The Menomonee Valley Branch of the Urban Ecology Center has undertaken a long-term project that it calls Photo Phenology. The idea was inspired by the proximity of the Center to newly rehabilitated parklands in the Menomonee Valley. Stormwater Park, 3 Bridges Park, and the Hank Aaron State Trail are all a short walk from their back door.
|tracks in the mud|
Once a month, on the fourth Saturday, a team equipped with UEC point-and-shoot cameras goes out on a regular route to record the changes that are happening with the seasons. Last Saturday I accompanied UEC staff members Lainet and Michael on their rounds. They explained that certain vantage places are repeated each time to establish consistent points of reference. They capture several views of the river and the broad landscape. They also keep their eyes open for small details and ephemeral changes, such as animal tracks, blossoming flowers, etc.
We chose Stormwater Park, an undulating strip of swales and ponds under the 35th Street Viaduct that functions as a passive runoff treatment area for the Menomonee Valley Industrial Center. Because this was the first outing since the snow melted away (finally!), we observed a greater than usual accumulation of trash. Another UEC program called Volunteer Park Rangers is devoted to clean up and maintenance of the parks.
Here are some of the things we saw on our phenological excursion. Leopold, indefatigable phenologist as he was, knew its limitations as well. He cautions us not to read too much into surface appearances: “It is fortunate, perhaps, that no matter how intently one studies the hundred little dramas of the woods and meadows, one can never learn all of the salient facts about any one of them.”
This post is one in a series that relates to my Menomonee Valley Artist in Residency.
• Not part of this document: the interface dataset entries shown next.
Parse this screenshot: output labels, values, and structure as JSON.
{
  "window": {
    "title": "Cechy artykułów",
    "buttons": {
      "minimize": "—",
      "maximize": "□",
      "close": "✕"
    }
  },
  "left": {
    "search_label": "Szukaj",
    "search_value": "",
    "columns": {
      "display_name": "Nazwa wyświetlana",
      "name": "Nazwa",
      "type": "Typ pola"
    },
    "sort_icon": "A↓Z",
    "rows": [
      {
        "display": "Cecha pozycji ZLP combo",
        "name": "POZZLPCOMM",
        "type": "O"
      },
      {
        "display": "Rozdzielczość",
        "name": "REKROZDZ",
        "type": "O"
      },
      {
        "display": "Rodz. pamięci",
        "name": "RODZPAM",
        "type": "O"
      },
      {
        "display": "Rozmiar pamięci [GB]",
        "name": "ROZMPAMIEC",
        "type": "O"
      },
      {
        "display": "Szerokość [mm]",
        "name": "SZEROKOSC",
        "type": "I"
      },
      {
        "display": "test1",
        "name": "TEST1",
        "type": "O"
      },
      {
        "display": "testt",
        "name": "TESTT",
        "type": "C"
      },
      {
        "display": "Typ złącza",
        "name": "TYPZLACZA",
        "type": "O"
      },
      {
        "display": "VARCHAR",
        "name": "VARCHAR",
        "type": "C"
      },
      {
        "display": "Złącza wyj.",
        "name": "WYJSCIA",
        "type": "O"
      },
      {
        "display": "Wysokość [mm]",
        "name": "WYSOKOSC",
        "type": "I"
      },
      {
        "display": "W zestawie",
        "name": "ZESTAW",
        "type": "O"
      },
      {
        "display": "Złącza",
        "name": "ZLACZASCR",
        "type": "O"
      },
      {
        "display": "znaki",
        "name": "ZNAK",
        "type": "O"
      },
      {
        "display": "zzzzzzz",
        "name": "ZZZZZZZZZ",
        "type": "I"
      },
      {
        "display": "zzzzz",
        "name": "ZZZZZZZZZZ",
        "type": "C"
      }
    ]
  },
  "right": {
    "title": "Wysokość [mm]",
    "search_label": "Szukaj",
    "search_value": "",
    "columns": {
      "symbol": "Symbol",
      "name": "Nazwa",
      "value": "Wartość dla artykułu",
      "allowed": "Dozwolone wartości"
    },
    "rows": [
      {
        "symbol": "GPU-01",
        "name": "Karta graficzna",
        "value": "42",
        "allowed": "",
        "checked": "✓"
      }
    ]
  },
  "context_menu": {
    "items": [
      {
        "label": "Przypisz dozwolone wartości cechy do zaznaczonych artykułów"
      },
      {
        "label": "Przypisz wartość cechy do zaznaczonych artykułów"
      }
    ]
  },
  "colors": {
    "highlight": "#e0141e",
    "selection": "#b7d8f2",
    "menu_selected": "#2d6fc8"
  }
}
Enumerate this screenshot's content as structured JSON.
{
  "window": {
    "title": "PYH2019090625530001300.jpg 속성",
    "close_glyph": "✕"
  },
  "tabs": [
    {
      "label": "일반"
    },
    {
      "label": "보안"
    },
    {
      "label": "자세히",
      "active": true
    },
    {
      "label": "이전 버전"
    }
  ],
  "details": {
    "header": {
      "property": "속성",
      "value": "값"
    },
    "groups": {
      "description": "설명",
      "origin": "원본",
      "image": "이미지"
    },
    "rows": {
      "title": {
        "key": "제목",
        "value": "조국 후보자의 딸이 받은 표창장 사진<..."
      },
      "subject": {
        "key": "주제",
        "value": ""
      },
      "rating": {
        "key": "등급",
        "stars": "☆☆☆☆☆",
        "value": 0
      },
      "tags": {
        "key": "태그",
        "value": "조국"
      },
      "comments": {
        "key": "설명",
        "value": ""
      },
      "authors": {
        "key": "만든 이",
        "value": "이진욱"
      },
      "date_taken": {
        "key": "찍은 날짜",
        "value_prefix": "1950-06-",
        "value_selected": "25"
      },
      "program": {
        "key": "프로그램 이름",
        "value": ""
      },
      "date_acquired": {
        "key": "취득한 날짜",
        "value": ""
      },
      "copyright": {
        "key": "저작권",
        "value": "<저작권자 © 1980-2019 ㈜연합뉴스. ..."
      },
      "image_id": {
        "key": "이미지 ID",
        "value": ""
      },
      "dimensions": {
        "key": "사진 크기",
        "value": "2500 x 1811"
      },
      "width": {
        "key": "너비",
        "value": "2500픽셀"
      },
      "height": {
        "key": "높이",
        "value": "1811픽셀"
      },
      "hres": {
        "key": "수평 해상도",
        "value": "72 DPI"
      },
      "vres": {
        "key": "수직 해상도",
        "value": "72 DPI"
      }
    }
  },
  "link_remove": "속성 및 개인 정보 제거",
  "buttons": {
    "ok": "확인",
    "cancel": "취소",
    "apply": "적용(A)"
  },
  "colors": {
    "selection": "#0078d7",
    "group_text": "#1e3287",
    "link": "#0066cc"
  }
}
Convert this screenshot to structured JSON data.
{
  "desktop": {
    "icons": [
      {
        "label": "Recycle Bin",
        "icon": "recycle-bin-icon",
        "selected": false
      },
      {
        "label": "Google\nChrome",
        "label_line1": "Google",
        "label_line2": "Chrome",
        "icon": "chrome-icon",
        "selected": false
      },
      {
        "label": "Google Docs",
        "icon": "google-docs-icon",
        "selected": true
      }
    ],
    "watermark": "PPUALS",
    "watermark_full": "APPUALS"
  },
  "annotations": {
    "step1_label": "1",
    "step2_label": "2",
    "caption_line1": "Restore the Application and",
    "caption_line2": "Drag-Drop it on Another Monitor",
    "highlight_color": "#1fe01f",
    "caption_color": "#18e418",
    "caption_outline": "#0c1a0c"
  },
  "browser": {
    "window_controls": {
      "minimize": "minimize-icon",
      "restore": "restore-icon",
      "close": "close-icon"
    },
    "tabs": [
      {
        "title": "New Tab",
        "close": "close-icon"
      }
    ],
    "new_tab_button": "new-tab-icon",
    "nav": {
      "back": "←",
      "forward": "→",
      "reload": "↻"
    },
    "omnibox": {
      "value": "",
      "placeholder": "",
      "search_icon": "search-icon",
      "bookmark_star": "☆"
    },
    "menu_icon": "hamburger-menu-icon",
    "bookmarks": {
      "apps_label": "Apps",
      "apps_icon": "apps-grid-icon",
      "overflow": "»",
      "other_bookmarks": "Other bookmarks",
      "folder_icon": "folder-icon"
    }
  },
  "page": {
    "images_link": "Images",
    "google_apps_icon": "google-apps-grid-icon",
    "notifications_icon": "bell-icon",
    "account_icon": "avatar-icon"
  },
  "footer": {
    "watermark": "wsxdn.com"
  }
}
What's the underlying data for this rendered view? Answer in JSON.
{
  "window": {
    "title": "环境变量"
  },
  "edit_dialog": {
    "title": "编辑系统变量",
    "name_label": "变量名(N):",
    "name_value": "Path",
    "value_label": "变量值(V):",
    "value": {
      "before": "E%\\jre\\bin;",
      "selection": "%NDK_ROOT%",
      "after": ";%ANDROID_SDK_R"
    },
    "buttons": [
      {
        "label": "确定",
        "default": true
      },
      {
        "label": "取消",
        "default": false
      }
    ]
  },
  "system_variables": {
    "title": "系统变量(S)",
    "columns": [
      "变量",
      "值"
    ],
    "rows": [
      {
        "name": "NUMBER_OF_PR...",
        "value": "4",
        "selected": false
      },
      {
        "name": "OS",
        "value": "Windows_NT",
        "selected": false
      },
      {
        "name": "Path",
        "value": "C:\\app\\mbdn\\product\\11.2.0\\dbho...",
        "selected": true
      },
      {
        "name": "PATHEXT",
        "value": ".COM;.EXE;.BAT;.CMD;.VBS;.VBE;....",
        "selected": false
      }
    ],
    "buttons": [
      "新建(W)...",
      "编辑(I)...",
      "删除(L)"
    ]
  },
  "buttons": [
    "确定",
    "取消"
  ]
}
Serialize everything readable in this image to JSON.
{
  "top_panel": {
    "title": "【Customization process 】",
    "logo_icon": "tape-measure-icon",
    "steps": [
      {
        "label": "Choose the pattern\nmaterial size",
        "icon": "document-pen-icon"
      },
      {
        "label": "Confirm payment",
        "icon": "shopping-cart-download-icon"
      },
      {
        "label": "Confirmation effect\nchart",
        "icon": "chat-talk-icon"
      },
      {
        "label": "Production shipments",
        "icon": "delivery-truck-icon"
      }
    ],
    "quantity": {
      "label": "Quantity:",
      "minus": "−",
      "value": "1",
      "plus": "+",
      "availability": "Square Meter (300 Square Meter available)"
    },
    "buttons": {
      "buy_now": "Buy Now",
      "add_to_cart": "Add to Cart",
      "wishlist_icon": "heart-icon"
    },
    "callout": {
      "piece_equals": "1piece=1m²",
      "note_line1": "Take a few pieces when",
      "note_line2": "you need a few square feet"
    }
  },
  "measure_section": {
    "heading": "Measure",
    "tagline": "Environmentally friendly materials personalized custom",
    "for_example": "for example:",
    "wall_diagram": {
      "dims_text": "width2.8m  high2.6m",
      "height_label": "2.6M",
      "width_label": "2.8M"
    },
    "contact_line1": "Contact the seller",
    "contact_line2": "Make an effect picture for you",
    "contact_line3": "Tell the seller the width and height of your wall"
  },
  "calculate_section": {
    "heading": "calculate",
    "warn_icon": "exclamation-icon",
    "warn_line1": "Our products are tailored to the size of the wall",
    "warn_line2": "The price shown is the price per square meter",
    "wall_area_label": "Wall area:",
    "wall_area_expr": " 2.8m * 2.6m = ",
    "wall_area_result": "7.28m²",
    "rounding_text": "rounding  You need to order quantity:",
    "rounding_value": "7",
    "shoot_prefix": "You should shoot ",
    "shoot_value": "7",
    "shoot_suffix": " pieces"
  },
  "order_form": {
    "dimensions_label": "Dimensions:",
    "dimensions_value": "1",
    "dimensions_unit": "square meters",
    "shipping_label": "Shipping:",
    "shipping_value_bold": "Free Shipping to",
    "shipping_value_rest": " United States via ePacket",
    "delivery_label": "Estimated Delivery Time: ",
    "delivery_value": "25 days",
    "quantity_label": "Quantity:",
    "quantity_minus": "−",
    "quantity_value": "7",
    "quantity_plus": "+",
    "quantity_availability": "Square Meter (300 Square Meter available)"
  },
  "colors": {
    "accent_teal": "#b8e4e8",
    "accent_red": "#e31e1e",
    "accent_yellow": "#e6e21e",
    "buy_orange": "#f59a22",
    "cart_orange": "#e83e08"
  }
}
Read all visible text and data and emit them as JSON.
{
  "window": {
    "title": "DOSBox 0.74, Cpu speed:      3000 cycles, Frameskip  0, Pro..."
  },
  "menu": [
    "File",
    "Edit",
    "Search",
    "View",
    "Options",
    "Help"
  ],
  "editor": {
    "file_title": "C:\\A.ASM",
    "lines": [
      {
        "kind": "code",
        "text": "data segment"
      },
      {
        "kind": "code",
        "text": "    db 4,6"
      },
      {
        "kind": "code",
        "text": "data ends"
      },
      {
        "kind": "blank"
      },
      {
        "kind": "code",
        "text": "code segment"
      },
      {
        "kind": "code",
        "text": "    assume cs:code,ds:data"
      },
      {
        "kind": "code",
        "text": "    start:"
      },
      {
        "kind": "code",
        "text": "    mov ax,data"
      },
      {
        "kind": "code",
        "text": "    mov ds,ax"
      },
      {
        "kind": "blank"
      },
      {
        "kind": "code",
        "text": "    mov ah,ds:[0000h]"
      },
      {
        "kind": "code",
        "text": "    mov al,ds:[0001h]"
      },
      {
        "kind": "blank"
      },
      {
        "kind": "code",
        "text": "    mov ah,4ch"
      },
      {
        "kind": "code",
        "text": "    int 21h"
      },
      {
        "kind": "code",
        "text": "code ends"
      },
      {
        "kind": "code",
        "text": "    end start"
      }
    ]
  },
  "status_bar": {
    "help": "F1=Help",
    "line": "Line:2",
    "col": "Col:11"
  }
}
For more information about the residency and links to previous posts and photographs, go to MV AiR.